Website and app data records:
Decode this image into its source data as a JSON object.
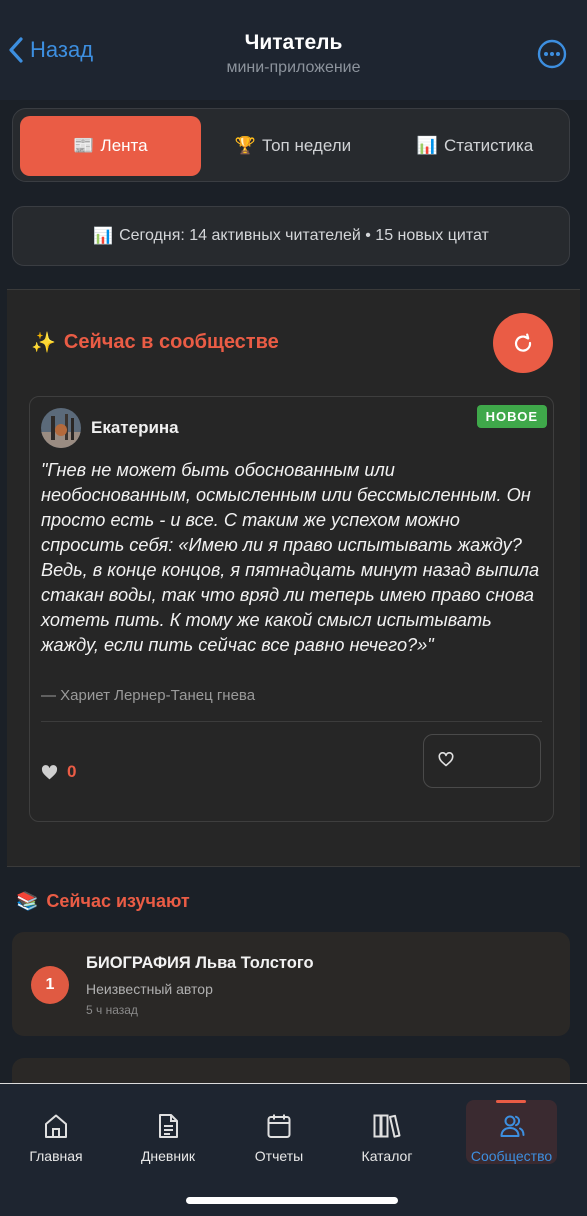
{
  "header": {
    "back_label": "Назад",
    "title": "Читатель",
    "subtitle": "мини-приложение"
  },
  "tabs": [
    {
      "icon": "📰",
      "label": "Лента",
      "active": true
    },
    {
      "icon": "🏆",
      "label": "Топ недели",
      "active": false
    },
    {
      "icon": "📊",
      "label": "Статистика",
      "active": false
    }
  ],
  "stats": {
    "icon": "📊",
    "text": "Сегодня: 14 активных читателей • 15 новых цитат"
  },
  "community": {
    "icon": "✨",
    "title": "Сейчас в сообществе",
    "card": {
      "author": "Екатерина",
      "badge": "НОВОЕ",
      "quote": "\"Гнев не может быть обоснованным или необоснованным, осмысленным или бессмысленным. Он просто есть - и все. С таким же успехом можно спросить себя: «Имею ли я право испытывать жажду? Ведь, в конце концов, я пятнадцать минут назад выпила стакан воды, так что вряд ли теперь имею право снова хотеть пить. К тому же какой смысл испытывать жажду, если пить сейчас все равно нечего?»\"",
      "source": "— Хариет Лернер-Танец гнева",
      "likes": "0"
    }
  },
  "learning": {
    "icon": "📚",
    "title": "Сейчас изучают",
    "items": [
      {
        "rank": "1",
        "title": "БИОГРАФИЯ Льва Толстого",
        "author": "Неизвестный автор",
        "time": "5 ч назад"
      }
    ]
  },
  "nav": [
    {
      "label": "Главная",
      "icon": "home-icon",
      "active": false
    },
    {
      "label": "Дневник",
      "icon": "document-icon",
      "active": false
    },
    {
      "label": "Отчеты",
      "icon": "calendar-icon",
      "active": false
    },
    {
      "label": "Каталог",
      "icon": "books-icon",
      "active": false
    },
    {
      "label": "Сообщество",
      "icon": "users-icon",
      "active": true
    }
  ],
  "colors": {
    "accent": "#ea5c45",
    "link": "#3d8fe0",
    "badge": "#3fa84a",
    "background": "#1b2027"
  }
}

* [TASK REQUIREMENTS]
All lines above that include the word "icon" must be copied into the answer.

* [TASK OUTPUT]
      "icon": "📰",
      "icon": "🏆",
      "icon": "📊",
    "icon": "📊",
    "icon": "✨",
    "icon": "📚",
      "icon": "home-icon",
      "icon": "document-icon",
      "icon": "calendar-icon",
      "icon": "books-icon",
      "icon": "users-icon",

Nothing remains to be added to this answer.